Sure, as a music lover based in Singapore, one is currently inundated with big rock concert draws like Eric Clapton & The Rolling Stones and with big rock festivals like St. Jerome’s Laneway & the Hostess Club Weekender. But seriously folks, nothing quite beats the experience of watching a cracking band up close in an intimate venue. Nothing.
Awesome news for fans of alt-rock of the instrumental persuasion as Irish band And So I Watch You From Afar finally makes its way to our neck of the woods on Friday 28 Feb at Zouk. Supporting them will the up-and-coming progressive alt-rock outfit sub:shaman.
Limited Early-bird Tickets: $45
Regular Tickets Online: $55
Tickets available for purchase online from www.kittywurecords.com
Ticket sale starts Monday 16 December 2013
Look I believe in supporting as many different ‘genres’ as possible, especially within the S-ROCK scene but sometimes one does impose a certain bias upon musical direction and approaches. Take guitarist Matthew Lee for example. His 9-track album is instrumental rock that covers a gamut of diverse styles – hard rock, metal, pop-punk, classical and even sentimental – so there’s no questioning his eclecticism. But some of the tracks – “=D”, “I Remember Happiness” and “Strawberry Vanilla” should really have vocals and not a guitar playing what are essentially vocal lines.
No quibbling with Lee’s technical prowess whatsoever but there’s no getting over the nagging feeling that some of these tracks would be better served with vocals. Check out Strawberry Vanilla and see if you agree…
Post-metal instrumental band Russian Circles are returning to Singapore! The band’s first show in Singapore (back in 2010) was sensational, as you can probably tell from my glowing review. Highly recommended!
Event Title: RUSSIAN CIRCLES 2012 Asian Tour
Event Date: 13 October 2012
Event Venue: TAB (442 Orchard Road, #02-29 Orchard Hotel Singapore 238879)
Event Time: Doors open at 7.30pm
Tickets: SGD55 (Early-bird, limited quantity available Online) / SGD65 (Online) / SGD70 (Door)
Brought to you by KittyWu and Incursive Productions.
Sun Worshipper (Ujikaji)

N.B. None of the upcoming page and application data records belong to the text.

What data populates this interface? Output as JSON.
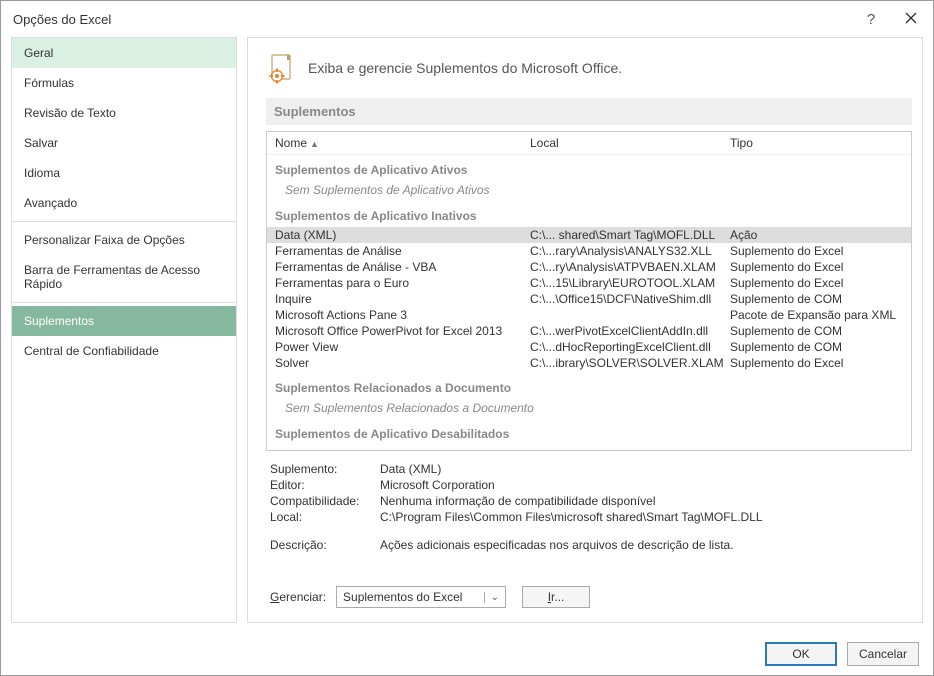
{
  "title": "Opções do Excel",
  "titlebar": {
    "help": "?",
    "close": "×"
  },
  "sidebar": {
    "items": [
      {
        "label": "Geral",
        "state": "hover"
      },
      {
        "label": "Fórmulas"
      },
      {
        "label": "Revisão de Texto"
      },
      {
        "label": "Salvar"
      },
      {
        "label": "Idioma"
      },
      {
        "label": "Avançado"
      },
      {
        "divider": true
      },
      {
        "label": "Personalizar Faixa de Opções"
      },
      {
        "label": "Barra de Ferramentas de Acesso Rápido"
      },
      {
        "divider": true
      },
      {
        "label": "Suplementos",
        "state": "selected"
      },
      {
        "label": "Central de Confiabilidade"
      }
    ]
  },
  "main": {
    "header": "Exiba e gerencie Suplementos do Microsoft Office.",
    "section_title": "Suplementos",
    "columns": {
      "nome": "Nome",
      "local": "Local",
      "tipo": "Tipo"
    },
    "groups": [
      {
        "title": "Suplementos de Aplicativo Ativos",
        "empty": "Sem Suplementos de Aplicativo Ativos",
        "rows": []
      },
      {
        "title": "Suplementos de Aplicativo Inativos",
        "rows": [
          {
            "nome": "Data (XML)",
            "local": "C:\\... shared\\Smart Tag\\MOFL.DLL",
            "tipo": "Ação",
            "selected": true
          },
          {
            "nome": "Ferramentas de Análise",
            "local": "C:\\...rary\\Analysis\\ANALYS32.XLL",
            "tipo": "Suplemento do Excel"
          },
          {
            "nome": "Ferramentas de Análise - VBA",
            "local": "C:\\...ry\\Analysis\\ATPVBAEN.XLAM",
            "tipo": "Suplemento do Excel"
          },
          {
            "nome": "Ferramentas para o Euro",
            "local": "C:\\...15\\Library\\EUROTOOL.XLAM",
            "tipo": "Suplemento do Excel"
          },
          {
            "nome": "Inquire",
            "local": "C:\\...\\Office15\\DCF\\NativeShim.dll",
            "tipo": "Suplemento de COM"
          },
          {
            "nome": "Microsoft Actions Pane 3",
            "local": "",
            "tipo": "Pacote de Expansão para XML"
          },
          {
            "nome": "Microsoft Office PowerPivot for Excel 2013",
            "local": "C:\\...werPivotExcelClientAddIn.dll",
            "tipo": "Suplemento de COM"
          },
          {
            "nome": "Power View",
            "local": "C:\\...dHocReportingExcelClient.dll",
            "tipo": "Suplemento de COM"
          },
          {
            "nome": "Solver",
            "local": "C:\\...ibrary\\SOLVER\\SOLVER.XLAM",
            "tipo": "Suplemento do Excel"
          }
        ]
      },
      {
        "title": "Suplementos Relacionados a Documento",
        "empty": "Sem Suplementos Relacionados a Documento",
        "rows": []
      },
      {
        "title": "Suplementos de Aplicativo Desabilitados",
        "rows": []
      }
    ],
    "details": {
      "labels": {
        "suplemento": "Suplemento:",
        "editor": "Editor:",
        "compat": "Compatibilidade:",
        "local": "Local:",
        "descricao": "Descrição:"
      },
      "values": {
        "suplemento": "Data (XML)",
        "editor": "Microsoft Corporation",
        "compat": "Nenhuma informação de compatibilidade disponível",
        "local": "C:\\Program Files\\Common Files\\microsoft shared\\Smart Tag\\MOFL.DLL",
        "descricao": "Ações adicionais especificadas nos arquivos de descrição de lista."
      }
    },
    "manage": {
      "label": "Gerenciar:",
      "selected": "Suplementos do Excel",
      "go": "Ir..."
    }
  },
  "footer": {
    "ok": "OK",
    "cancel": "Cancelar"
  }
}
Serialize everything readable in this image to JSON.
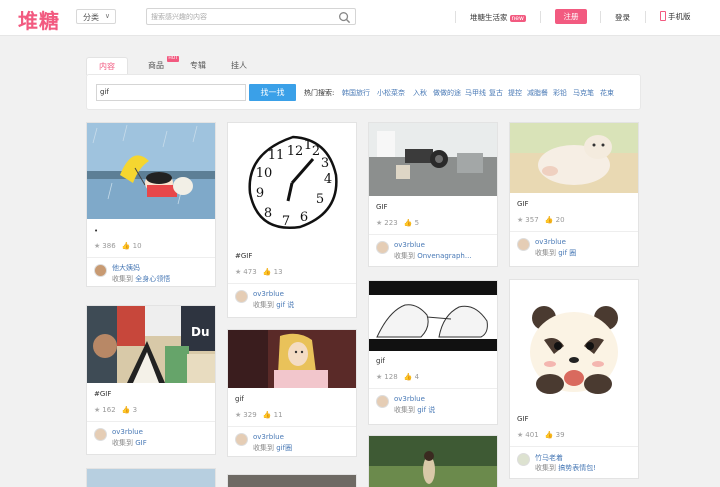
{
  "header": {
    "logo": "堆糖",
    "category_label": "分类",
    "search_placeholder": "搜索感兴趣的内容",
    "life_label": "堆糖生活家",
    "new_badge": "new",
    "register_label": "注册",
    "login_label": "登录",
    "mobile_label": "手机版"
  },
  "tabs": [
    {
      "label": "内容",
      "active": true
    },
    {
      "label": "商品",
      "badge": "HOT"
    },
    {
      "label": "专辑"
    },
    {
      "label": "挂人"
    }
  ],
  "search_panel": {
    "query": "gif",
    "button_label": "找一找",
    "hot_label": "热门搜索:",
    "hot_words": [
      "韩国旅行",
      "小松菜奈",
      "入秋",
      "做做的途",
      "马甲线",
      "复古",
      "提控",
      "减脂餐",
      "彩铅",
      "马克笔",
      "花束"
    ]
  },
  "cards": [
    {
      "title": "•",
      "likes": "386",
      "thumbs": "10",
      "user": "他大姨妈",
      "collected_to_label": "收集到",
      "collection": "全身心领悟"
    },
    {
      "title": "#GIF",
      "likes": "473",
      "thumbs": "13",
      "user": "ov3rblue",
      "collected_to_label": "收集到",
      "collection": "gif 说"
    },
    {
      "title": "GIF",
      "likes": "223",
      "thumbs": "5",
      "user": "ov3rblue",
      "collected_to_label": "收集到",
      "collection": "Onvenagraph..."
    },
    {
      "title": "GIF",
      "likes": "357",
      "thumbs": "20",
      "user": "ov3rblue",
      "collected_to_label": "收集到",
      "collection": "gif 圈"
    },
    {
      "title": "#GIF",
      "likes": "162",
      "thumbs": "3",
      "user": "ov3rblue",
      "collected_to_label": "收集到",
      "collection": "GIF"
    },
    {
      "title": "gif",
      "likes": "329",
      "thumbs": "11",
      "user": "ov3rblue",
      "collected_to_label": "收集到",
      "collection": "gif圈"
    },
    {
      "title": "gif",
      "likes": "128",
      "thumbs": "4",
      "user": "ov3rblue",
      "collected_to_label": "收集到",
      "collection": "gif 说"
    },
    {
      "title": "GIF",
      "likes": "401",
      "thumbs": "39",
      "user": "竹马老着",
      "collected_to_label": "收集到",
      "collection": "搞势表情包!"
    }
  ],
  "colors": {
    "brand": "#f25a80",
    "button_blue": "#3aa0e8",
    "link_blue": "#4a7ab6"
  }
}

Where experimental music intersects with heavy metal – this is the fecund proving ground in which Magus exists. Consisting of guitarist Leslie Low (Observatory) and drummer Mark Dolmont, Magus is an instrumental metal duo that doles out sonic trances with heft. Low and Dolmont first hooked up when both were working in the same production company in Singapore and performed a couple of gigs before Canadian Dolmont left the country. With basic recording completed in a day in San Francisco and assembled online between Low and Dolmont, Sun Worshipper is an amalgamation of sludgy guitar riffs (reminiscent of metal pioneers Black Sabbath and progressive rockers King Crimson), percussive assaults and musique concrete, enveloped by the kind of ambient noise developed by the likes of Shellac and Sunn O))).
The opening Chakravyuha sets the doom-laden tone with typical Iommi-isms with the strident Slow Birth and Chinese Spirals maintaining the unrelenting attack. In between, tracks like Floatations and Riders On Psychedelics allow for slightly funkier rhythms, providing relief somewhat from the metallic shock tactics that dominate. Not for all tastes, it must be emphasized. But certainly for the metal fan who appreciates an artistic, experimental flavor, then definitely Magus’ Sun Worshipper will more than satisfy. Set the controls for the dark side of the moon…